More Than 80 Guns Found in Homes of Individuals on Electronic Monitoring This Year, Cook County Sheriff’s Office Says – NBC Chicago
The Cook County Sheriff’s Office says deputies have recovered more than 80 firearms so far this year while searching the homes of individuals who are on electronic monitoring.
There are roughly 2,300 individuals on electronic monitoring as they await trial in Cook County, according to the sheriff’s office. All sign a contract agreeing they won’t have guns, drugs or other contraband in their homes while participating in the program. And because they are technically still in custody, their homes are subject to searches without a warrant, known as compliance checks.
“We’re looking for anything they shouldn’t have. Large amounts of narcotics, firearms, things of that nature,” Sgt. Carl Price explained while en route to a compliance check at a home on Chicago’s West Side last month.
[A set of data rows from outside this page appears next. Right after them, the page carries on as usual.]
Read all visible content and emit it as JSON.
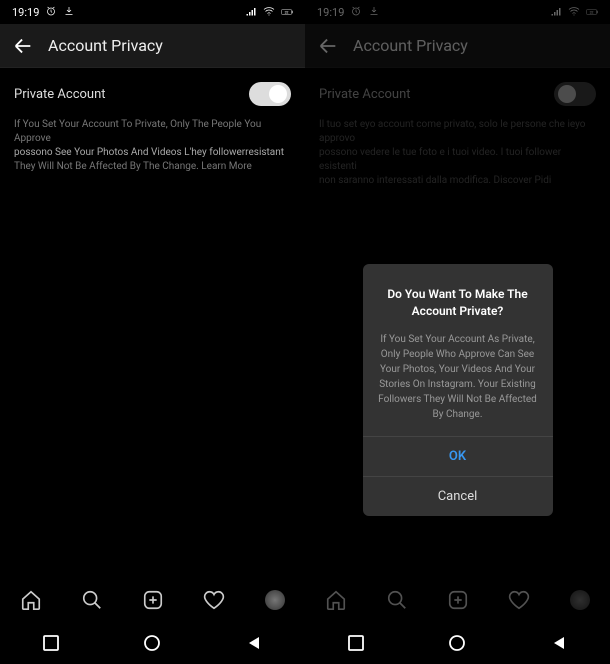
{
  "statusbar": {
    "time": "19:19",
    "battery": "32"
  },
  "header": {
    "title": "Account Privacy"
  },
  "left": {
    "toggleLabel": "Private Account",
    "desc1": "If You Set Your Account To Private, Only The People You Approve",
    "desc2": "possono See Your Photos And Videos L'hey followerresistant",
    "desc3": "They Will Not Be Affected By The Change. Learn More"
  },
  "right": {
    "toggleLabel": "Private Account",
    "desc1": "Il tuo set eyo account come privato, solo le persone che ieyo approvo",
    "desc2": "possono vedere le tue foto e i tuoi video. I tuoi follower esistenti",
    "desc3": "non saranno interessati dalla modifica. Discover Pidi"
  },
  "modal": {
    "title": "Do You Want To Make The Account Private?",
    "body": "If You Set Your Account As Private, Only People Who Approve Can See Your Photos, Your Videos And Your Stories On Instagram. Your Existing Followers They Will Not Be Affected By Change.",
    "ok": "OK",
    "cancel": "Cancel"
  }
}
He noted that all individuals on electronic monitoring understand that deputies can legally search their residence at any time.
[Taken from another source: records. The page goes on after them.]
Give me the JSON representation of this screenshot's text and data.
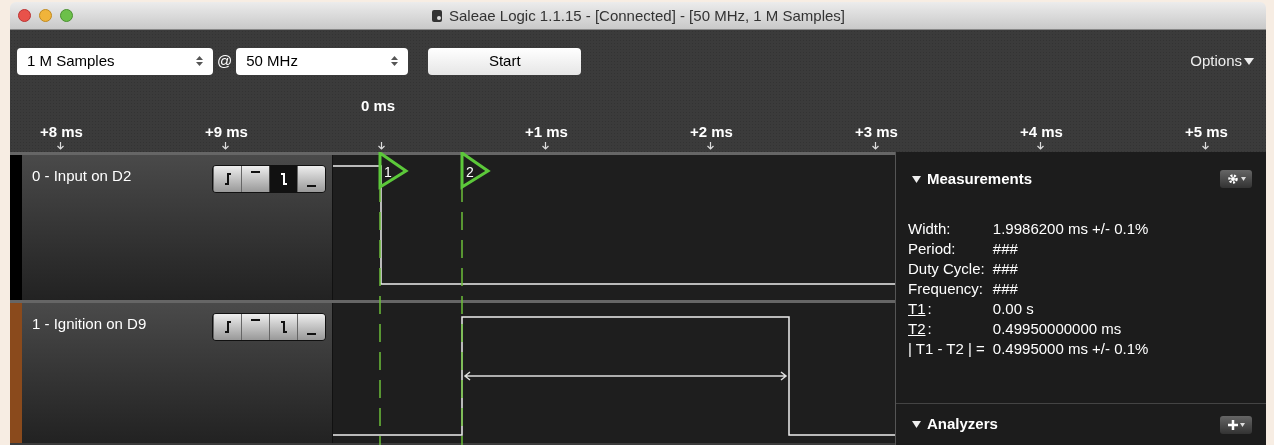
{
  "window": {
    "title": "Saleae Logic 1.1.15 - [Connected] - [50 MHz, 1 M Samples]"
  },
  "toolbar": {
    "samples": "1 M Samples",
    "at": "@",
    "rate": "50 MHz",
    "start": "Start",
    "options": "Options"
  },
  "ruler": {
    "origin": "0 ms",
    "ticks": [
      "+8 ms",
      "+9 ms",
      "+1 ms",
      "+2 ms",
      "+3 ms",
      "+4 ms",
      "+5 ms"
    ]
  },
  "channels": [
    {
      "name": "0 - Input on D2",
      "color": "#000000",
      "triggers": [
        {
          "kind": "rising",
          "selected": false
        },
        {
          "kind": "high",
          "selected": false
        },
        {
          "kind": "falling",
          "selected": true
        },
        {
          "kind": "low",
          "selected": false
        }
      ]
    },
    {
      "name": "1 - Ignition on D9",
      "color": "#8a4a1c",
      "triggers": [
        {
          "kind": "rising",
          "selected": false
        },
        {
          "kind": "high",
          "selected": false
        },
        {
          "kind": "falling",
          "selected": false
        },
        {
          "kind": "low",
          "selected": false
        }
      ]
    }
  ],
  "markers": [
    "1",
    "2"
  ],
  "measurements": {
    "title": "Measurements",
    "rows": [
      {
        "label": "Width:",
        "value": "1.9986200 ms +/- 0.1%",
        "link": false
      },
      {
        "label": "Period:",
        "value": "###",
        "link": false
      },
      {
        "label": "Duty Cycle:",
        "value": "###",
        "link": false
      },
      {
        "label": "Frequency:",
        "value": "###",
        "link": false
      },
      {
        "label": "T1",
        "suffix": ":",
        "value": "0.00 s",
        "link": true
      },
      {
        "label": "T2",
        "suffix": ":",
        "value": "0.49950000000 ms",
        "link": true
      },
      {
        "label": "| T1 - T2 | =",
        "value": "0.4995000 ms +/- 0.1%",
        "link": false
      }
    ]
  },
  "analyzers": {
    "title": "Analyzers"
  }
}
From the beginning of the year through June 1, the sheriff’s office said its police conducted 69 compliance checks, finding contraband during 60. A total of 84 firearms were found at 39 residences – more than half of the searches, authorities said.
“If this type of display doesn’t drive home to people that home monitoring is not the right type of confinement for certain types of people, I don’t know what will,” Cook County Sheriff Tom Dart said, gesturing to the collection of weapons recovered during the searches so far this year.
Of the 39 individuals re-arrested after weapons were found in their homes, 27 were originally awaiting trial on electronic monitoring for weapons-related charges, according to the sheriff’s office.
“So already charged with a crime of violence,” Dart said. “We’re going into houses, and we’re coming out with guns like this.”
The sheriff’s office complains that at least part of the reason is a new law giving detainees two days of free movement where they aren’t monitored even though they are still wearing an electronic bracelet.
“They have access to go places that they probably couldn’t go before the essential movement, to obtain things that they shouldn’t have,” Price said.
In actuality, 40 have been charged with committing crimes while out on those free movement days since the policy took effect at the beginning of the year, and two have been fatally shot.
But for anyone on electronic monitoring, having firearms is strictly forbidden – though the sheriff’s teams conducting these checks continue to find guns.
Last month, the officers paid a visit to the home of 18-year-old Jonathon Soto shared with his mother, both on electronic monitoring.
Body camera video shows the officers searching every cabinet, every closet and under every bed. The footage shows one officer pulling a bag of ammunition out of a closet, and in another room, a handgun from under the furnace.
“We found a Glock 19 pistol attached with a device called a switch which makes the firearm fire fully automatic,” Price explained after the search.
Both mother and son were taken into custody, though Soto insisted he was innocent, proclaiming during his arrest, “I’m not going to get in trouble for something I did not do.”
Soto was on electronic monitoring for a gun charge and now faces a new charge of unlawful use of a weapon. He is scheduled to appear in court next week. The sheriff’s office said the Cook County State’s Attorney’s office did not approve new charges against Soto’s mother in connection with the compliance check, though both were returned to Cook County Jail.
These visits are not random – the sheriff’s police say they only check individuals who they have reason to believe may not be complying with the rules.
Dart has long maintained that Cook County judges are releasing people on electronic monitoring who should not be part of the program – and that his office is left with an unmanageable task. He argues that the only reason his officers haven’t found more guns is because they don’t have the manpower to conduct more searches.
“I have zero doubt that if we had double the amount of people on the street, that we’d be finding double the amount of guns,” Dart said, reiterating, “I have no doubt. Zero doubt.”